§ **AIM OF THE TASK**: Across the entries that follow, count the lines with the string "USDJPY" and reply with that count alone.

§ **Page and application data records**:
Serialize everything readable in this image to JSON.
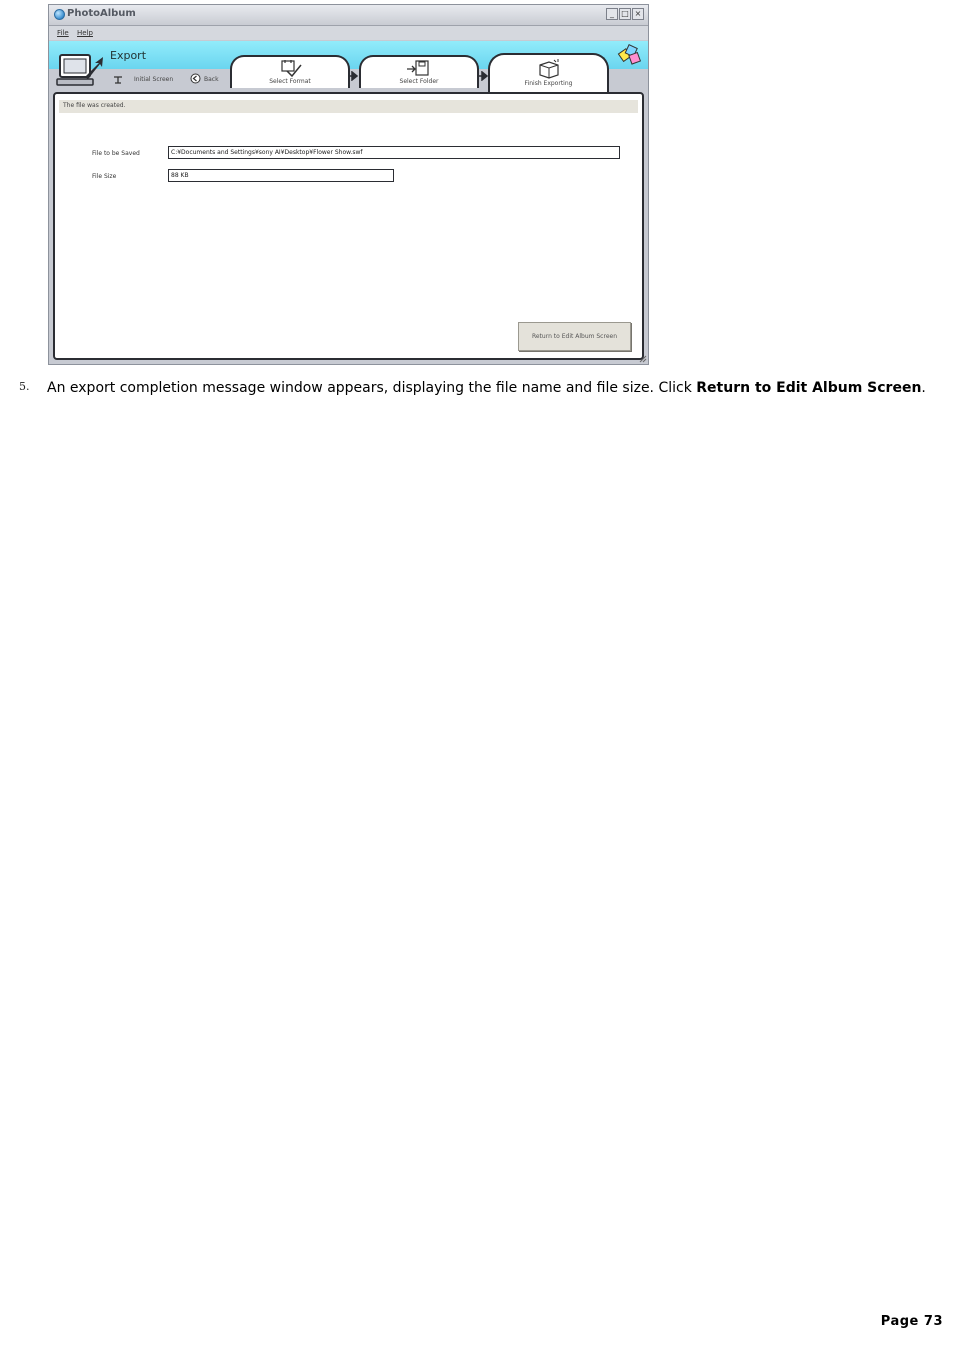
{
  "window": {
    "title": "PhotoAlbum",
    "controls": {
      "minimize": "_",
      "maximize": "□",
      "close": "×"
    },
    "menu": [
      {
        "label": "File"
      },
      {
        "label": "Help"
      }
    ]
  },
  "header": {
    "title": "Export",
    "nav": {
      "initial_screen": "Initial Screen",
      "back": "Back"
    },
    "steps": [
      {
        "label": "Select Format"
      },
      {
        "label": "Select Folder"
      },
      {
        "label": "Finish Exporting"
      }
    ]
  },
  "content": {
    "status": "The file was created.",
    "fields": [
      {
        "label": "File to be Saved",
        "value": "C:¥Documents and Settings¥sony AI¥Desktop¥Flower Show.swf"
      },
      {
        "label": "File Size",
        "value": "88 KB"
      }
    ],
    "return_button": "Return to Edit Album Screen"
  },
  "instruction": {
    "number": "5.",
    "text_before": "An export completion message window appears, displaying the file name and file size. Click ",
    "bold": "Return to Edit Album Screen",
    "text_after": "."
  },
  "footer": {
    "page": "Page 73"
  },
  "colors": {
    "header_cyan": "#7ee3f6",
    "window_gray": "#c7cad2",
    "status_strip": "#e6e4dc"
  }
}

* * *

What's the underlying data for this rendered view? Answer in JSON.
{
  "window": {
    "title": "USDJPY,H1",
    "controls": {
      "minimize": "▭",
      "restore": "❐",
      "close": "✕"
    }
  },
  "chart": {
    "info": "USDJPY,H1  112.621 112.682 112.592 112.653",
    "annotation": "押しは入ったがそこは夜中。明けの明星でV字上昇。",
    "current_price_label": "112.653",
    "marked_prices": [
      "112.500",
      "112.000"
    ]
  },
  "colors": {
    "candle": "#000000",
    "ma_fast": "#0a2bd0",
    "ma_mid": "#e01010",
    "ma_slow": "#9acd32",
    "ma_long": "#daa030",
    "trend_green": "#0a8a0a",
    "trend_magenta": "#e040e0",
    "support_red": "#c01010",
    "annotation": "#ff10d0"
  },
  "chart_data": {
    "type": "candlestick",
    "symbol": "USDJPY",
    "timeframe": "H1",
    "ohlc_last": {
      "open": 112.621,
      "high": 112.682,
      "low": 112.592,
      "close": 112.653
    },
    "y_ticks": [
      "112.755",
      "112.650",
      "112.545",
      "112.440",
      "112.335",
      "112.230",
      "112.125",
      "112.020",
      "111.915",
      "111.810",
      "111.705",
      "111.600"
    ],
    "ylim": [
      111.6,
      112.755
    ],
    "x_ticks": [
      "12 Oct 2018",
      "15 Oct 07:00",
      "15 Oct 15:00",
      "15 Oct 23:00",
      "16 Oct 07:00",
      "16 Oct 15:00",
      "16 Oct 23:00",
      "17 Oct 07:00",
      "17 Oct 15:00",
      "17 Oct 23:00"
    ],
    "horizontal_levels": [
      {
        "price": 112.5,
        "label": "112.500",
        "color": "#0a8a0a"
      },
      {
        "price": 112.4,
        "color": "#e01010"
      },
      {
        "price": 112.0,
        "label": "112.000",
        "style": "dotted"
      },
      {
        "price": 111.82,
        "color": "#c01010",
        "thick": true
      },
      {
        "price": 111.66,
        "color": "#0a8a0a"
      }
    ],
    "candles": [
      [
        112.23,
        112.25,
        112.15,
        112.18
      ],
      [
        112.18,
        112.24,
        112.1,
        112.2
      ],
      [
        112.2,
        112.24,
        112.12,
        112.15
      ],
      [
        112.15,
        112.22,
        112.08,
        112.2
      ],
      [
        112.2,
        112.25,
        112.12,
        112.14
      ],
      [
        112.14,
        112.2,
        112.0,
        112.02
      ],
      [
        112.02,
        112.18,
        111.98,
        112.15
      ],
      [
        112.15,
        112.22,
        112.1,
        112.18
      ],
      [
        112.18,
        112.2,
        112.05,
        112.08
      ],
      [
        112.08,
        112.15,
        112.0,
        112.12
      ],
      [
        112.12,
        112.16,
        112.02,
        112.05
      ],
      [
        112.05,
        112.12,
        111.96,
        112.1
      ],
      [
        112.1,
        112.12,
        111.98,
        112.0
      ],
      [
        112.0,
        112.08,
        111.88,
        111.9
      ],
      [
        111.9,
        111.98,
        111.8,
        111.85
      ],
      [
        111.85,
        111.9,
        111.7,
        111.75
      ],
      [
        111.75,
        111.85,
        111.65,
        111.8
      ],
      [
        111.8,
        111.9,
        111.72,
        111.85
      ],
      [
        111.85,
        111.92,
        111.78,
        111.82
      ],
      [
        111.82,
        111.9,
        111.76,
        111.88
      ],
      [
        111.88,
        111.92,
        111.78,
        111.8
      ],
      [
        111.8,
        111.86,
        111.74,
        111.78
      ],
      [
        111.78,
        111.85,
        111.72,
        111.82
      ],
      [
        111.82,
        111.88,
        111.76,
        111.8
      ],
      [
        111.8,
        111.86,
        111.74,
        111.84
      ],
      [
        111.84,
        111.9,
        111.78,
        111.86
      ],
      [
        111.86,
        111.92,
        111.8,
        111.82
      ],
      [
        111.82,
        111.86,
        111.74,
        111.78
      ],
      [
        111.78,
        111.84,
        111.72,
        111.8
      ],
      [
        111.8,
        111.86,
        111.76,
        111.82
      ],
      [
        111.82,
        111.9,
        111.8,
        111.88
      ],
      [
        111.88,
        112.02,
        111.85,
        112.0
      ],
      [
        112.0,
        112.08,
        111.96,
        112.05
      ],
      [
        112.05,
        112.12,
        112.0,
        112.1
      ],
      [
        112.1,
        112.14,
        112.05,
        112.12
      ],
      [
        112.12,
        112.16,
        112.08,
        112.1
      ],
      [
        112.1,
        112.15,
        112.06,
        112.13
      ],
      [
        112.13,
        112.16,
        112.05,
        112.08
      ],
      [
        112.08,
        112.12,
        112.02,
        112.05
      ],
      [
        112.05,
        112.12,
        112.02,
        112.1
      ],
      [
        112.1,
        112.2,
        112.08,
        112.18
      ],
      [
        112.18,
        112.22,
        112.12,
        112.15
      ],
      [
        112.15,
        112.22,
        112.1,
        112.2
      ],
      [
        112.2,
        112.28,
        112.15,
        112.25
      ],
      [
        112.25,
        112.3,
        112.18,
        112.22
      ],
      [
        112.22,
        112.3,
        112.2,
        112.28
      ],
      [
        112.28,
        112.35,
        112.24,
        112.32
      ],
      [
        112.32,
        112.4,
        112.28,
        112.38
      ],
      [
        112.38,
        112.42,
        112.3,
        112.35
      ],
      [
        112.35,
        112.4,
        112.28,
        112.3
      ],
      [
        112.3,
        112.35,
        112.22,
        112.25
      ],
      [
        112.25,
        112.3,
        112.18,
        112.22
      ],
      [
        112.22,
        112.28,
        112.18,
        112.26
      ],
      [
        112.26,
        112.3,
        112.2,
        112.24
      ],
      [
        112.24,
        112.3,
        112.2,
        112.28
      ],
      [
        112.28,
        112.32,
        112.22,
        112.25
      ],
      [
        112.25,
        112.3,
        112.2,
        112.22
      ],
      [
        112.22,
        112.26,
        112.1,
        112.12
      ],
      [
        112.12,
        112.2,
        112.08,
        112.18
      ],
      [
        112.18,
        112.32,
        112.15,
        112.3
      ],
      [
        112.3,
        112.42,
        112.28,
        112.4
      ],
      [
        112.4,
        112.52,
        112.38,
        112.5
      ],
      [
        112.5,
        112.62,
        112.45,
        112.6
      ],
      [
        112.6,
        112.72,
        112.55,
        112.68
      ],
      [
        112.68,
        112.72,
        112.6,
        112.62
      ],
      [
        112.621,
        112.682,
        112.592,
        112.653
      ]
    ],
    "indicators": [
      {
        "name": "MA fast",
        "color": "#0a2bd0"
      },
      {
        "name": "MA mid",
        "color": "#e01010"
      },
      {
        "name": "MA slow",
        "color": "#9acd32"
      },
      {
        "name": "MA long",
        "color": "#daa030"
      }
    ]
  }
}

§ **SOLUTION FOR THIS TASK**: 3